In a Construction Project, Can an Unpaid Debt be Recovered from the Owner

In a Construction Project, Can an Unpaid Debt be Recovered from the Owner?

Yes – an unpaid debt can in certain circumstances be recovered by a Subcontractor from the Owner. 

Essentially, when the builder engages a subcontractor to perform work on the site such as tiling, painting, plumbing and carpeting, the agreements to perform these works are usually between the head contractor and the subcontractor. The owner is only in contract with the builder (head contractor).    

However, the Contractor’s Debt Act provides a mechanism for unpaid persons (usually subcontractors) in certain circumstances to recover unpaid debt from the owner, usually payable by the head contractor. Therefore, allowing the unpaid individual to go “up the chain” so to speak and recoup from the principal that is receiving the benefit of the work.

Under what circumstances?

Pursuant to Section 5, the unpaid person can only obtain payment from the owner if the work carried out or materials supplied by them are, or are part of or incidental to, the work or materials that the Owner engaged the defaulting contractor to carry out or supply. 

Additionally, the ability of the unpaid person to recover from the owner is dependent upon what money is payable to the defaulting contractor and whether the owner has paid the defaulting contractor. Where the owner is not owing money to the defaulting contractor then they are not liable for the unpaid debt by the subcontractor. The defaulting contractor typically being the head contracting builder. 

These are the only circumstances, under this Act, where an unpaid debt can be recovered from the owner. 

Two-step Procedure 

For an unpaid person to recover debt from from the Owner, there is a two step procedure that must be complied with.

1. Debt Certificate 

Firstly, a debt certificate must have been issued for the money owed. The debt certificate is issued by the court, meaning proceedings relating to the recovery of money owed must be brought to the court in order to obtain a judgement that certifies the debt. 

2. Service of Notice 

Secondly, the unpaid person must serve a notice of claim on the Owner. Serving the notice of claim upon the Owner operates as assignment of debt. Thus, the debt is transferred to the owner where they are obligated to pay the owed money limited to the amount expressed in the certificate of debt. After seven days of serving the notice, the amount becomes payable by the owner. 

Refusal to Pay 

The Owner can, on certain grounds, appropriately refuse to pay.

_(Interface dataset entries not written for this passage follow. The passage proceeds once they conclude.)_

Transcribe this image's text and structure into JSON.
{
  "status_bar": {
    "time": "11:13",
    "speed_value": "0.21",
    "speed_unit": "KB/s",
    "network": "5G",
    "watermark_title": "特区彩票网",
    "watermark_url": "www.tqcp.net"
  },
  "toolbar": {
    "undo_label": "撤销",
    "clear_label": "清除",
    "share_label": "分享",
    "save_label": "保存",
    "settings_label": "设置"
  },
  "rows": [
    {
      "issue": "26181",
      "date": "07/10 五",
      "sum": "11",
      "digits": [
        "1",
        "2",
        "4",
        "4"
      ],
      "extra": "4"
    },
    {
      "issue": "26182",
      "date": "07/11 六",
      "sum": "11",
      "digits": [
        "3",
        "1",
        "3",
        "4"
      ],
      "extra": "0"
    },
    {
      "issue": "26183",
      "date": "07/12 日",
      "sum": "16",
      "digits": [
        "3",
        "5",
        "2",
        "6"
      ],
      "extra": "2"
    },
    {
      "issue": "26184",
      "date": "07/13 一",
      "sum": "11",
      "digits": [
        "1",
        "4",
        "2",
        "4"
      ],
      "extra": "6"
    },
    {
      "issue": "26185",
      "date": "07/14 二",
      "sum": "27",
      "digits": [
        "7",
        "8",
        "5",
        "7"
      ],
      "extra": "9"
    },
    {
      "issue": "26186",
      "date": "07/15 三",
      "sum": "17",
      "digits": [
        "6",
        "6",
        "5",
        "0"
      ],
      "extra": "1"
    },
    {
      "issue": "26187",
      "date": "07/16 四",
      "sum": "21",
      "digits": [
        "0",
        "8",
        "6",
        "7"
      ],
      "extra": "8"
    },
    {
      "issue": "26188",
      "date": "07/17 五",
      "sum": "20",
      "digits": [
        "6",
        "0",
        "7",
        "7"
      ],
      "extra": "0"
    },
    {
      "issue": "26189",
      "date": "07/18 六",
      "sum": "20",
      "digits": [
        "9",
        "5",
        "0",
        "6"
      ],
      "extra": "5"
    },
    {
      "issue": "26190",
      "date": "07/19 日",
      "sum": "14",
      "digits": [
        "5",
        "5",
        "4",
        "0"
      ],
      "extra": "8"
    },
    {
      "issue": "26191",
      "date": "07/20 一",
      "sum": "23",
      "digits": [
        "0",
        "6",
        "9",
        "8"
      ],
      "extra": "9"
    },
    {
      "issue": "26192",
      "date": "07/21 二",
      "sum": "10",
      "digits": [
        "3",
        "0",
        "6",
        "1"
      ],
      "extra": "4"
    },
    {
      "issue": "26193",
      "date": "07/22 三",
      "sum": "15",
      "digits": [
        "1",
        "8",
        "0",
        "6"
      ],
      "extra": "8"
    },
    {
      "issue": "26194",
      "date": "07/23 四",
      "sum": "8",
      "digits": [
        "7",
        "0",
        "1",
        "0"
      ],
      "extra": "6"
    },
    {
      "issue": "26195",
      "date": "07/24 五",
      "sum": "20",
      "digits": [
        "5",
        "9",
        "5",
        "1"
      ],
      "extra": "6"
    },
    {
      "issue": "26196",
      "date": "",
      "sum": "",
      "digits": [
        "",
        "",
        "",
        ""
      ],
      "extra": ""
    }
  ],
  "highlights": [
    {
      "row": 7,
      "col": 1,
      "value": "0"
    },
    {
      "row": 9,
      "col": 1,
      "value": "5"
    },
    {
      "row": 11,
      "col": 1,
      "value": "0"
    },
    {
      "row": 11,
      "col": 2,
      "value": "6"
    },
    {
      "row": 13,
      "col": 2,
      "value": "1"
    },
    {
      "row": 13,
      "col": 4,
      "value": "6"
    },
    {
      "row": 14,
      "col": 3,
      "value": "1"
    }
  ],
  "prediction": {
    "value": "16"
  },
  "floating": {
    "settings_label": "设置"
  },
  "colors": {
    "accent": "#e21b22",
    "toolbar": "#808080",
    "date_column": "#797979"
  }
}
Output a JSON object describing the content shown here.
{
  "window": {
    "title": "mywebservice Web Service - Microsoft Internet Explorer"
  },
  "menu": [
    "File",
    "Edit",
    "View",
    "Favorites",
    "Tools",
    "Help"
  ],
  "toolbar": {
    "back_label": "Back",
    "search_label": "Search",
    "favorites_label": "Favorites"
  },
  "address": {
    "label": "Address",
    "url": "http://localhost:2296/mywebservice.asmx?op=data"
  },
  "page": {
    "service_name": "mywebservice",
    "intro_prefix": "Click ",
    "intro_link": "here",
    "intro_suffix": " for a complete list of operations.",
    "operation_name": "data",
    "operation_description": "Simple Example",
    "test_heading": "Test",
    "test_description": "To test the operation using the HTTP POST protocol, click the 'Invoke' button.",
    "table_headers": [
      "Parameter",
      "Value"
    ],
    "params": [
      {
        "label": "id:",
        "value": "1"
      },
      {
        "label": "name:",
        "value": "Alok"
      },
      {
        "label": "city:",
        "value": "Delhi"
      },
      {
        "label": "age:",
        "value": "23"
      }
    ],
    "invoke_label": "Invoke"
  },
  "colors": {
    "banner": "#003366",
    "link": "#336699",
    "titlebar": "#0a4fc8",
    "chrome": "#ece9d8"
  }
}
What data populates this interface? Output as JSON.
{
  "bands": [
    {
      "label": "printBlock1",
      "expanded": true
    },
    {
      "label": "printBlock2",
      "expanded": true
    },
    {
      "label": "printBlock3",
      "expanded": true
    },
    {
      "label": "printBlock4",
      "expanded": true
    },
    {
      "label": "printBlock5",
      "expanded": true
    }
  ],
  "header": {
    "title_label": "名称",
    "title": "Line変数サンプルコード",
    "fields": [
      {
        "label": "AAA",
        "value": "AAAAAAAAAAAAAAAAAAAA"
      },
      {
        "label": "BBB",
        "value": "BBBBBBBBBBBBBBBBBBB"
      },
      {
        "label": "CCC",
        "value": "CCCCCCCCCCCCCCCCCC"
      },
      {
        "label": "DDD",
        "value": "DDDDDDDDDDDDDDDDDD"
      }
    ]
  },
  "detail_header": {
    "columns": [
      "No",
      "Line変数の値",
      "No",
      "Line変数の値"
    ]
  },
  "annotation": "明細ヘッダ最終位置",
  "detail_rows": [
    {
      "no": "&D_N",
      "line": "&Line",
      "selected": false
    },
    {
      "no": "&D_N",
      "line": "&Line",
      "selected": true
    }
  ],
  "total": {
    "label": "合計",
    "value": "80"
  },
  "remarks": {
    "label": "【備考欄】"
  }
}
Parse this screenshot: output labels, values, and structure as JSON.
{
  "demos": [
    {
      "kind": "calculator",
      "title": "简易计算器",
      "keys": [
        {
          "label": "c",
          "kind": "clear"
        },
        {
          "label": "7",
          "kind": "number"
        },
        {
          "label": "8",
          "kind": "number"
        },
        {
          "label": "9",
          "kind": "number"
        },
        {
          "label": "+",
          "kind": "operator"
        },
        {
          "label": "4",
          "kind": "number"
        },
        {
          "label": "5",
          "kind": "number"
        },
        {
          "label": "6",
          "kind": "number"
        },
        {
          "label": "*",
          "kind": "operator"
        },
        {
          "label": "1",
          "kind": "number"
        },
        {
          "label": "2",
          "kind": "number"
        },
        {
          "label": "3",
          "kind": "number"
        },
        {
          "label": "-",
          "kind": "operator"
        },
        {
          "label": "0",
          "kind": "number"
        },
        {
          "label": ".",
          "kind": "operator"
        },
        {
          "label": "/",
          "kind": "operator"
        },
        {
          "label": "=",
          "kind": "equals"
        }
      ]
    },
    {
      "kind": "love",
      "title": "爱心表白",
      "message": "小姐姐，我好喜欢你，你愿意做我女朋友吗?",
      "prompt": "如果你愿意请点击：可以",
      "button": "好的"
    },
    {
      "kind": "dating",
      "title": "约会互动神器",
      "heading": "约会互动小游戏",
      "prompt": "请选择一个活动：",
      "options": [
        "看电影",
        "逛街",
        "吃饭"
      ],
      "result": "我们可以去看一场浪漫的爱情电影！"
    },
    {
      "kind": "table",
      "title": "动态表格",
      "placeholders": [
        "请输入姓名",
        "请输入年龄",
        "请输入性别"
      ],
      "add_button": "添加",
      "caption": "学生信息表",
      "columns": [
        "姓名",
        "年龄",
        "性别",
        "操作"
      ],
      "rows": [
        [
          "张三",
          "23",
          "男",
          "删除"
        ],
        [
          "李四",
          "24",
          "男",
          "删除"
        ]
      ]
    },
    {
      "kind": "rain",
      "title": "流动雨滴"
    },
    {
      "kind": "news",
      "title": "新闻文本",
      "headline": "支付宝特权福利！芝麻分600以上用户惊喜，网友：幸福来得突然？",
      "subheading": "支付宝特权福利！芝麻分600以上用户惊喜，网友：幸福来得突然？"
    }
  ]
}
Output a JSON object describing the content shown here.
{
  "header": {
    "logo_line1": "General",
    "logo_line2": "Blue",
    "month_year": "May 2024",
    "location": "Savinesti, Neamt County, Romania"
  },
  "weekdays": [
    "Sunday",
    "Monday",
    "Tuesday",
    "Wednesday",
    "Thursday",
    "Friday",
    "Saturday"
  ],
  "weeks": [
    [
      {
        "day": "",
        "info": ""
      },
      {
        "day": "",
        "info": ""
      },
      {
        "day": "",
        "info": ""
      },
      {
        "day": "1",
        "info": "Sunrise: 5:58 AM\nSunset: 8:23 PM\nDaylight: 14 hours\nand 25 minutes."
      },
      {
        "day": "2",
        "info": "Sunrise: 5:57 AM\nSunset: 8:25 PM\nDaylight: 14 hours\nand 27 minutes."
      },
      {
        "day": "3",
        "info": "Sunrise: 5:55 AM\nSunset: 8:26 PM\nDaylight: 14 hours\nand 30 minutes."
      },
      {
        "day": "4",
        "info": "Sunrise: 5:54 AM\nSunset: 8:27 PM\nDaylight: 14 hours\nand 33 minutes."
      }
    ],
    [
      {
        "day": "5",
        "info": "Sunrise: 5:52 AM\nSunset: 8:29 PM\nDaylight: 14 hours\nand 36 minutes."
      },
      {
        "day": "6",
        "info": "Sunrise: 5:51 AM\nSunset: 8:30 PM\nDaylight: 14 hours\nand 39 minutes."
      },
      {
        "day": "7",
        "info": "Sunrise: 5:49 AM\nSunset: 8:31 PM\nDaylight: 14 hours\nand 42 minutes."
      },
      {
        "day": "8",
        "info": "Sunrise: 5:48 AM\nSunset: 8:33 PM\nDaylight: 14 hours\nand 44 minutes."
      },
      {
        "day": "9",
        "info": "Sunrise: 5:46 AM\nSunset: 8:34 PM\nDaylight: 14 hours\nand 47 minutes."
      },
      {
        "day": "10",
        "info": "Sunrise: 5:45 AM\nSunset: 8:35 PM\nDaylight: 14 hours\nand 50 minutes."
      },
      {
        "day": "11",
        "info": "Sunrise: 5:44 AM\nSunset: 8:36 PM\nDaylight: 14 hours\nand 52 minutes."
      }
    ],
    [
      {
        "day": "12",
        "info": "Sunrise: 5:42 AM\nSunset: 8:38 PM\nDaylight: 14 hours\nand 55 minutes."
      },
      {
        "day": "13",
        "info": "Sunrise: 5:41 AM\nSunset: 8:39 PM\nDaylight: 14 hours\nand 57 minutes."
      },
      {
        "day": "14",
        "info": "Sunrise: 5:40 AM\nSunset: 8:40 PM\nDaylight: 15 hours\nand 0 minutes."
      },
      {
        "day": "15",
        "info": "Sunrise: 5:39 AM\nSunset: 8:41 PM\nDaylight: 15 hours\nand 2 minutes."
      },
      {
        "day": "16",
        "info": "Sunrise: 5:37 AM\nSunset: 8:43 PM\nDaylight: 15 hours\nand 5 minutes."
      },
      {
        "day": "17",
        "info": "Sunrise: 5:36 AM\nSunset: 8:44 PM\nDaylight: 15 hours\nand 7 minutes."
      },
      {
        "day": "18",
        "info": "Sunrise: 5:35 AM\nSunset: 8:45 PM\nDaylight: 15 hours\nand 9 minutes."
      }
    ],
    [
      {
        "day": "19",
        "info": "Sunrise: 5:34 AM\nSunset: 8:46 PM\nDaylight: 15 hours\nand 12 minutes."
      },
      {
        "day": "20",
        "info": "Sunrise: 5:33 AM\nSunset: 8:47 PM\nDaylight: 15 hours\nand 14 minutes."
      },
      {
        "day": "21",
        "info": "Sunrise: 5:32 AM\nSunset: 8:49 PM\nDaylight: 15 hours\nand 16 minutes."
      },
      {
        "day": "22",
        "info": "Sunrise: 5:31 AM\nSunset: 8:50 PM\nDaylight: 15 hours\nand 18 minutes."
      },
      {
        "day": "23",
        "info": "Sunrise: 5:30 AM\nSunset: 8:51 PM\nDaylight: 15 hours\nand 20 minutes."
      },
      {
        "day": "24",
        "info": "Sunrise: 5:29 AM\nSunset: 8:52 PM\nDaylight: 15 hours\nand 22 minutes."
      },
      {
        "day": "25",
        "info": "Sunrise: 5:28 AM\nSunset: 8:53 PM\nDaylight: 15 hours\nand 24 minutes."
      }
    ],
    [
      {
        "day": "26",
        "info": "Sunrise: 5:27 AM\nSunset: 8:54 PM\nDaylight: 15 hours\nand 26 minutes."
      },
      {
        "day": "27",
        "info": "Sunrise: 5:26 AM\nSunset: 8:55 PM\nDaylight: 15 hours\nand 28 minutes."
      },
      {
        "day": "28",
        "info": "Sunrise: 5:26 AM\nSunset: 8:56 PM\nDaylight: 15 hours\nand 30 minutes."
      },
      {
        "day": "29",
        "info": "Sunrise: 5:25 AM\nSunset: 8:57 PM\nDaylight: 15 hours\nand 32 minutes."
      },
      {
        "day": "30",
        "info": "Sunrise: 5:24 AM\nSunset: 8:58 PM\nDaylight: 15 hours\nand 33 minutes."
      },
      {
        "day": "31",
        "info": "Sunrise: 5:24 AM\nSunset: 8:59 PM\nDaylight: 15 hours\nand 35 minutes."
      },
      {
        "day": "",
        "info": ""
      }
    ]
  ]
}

Whatever defences that would have been available to the principal against the defaulting contractor are also available against the unpaid person. These defences may be:  

  1. The owner is not owing any money to the defaulting contractor at the time or after service of the notice of claim. However, the defence will fail if the owner continues to make payments to the defaulting contractor after receipt of the notice of claim. 
  2. The defaulting contractor’s work is defective giving rise to a reduction in the amount payable to the defaulting contractor by the owner.
  3. The defaulting contractor owes money to the principal.     

If one of these defences are established, the debt may not be assigned to the owner. Otherwise, if these defences are not available but the owner refuses to pay then the unpaid person can commence proceedings against them for the recovery of the debt. There is no contracting out of this legislation, thus, any clause seeking to exclude these provisions will be void.  

Key Takeaways… 

The Act allows an unpaid person, usually a subcontractor, who is owed money for work performed or materials supplied to the defaulting contractor to be paid by the owner. However, the unpaid work being claimed must be work that the principal engaged the defaulting contractor to perform. And the defaulting contractor must have not been paid yet by the owner. 

Otherwise, where the circumstances allow for the unpaid debt to be recovered from the owner then the two step procedure must be complied with.   

About Raymond Chbib

Raymond ChbibRaymond is a legal intern at OpenLegal, working with our legal content team. He is currently a penultimate student at the University of Technology Sydney, studying a Juris Doctor degree with an undergraduate Bachelor of Global Studies. He is particularly interested in Intellectual Property law and the increasing internationalisation of that area of business.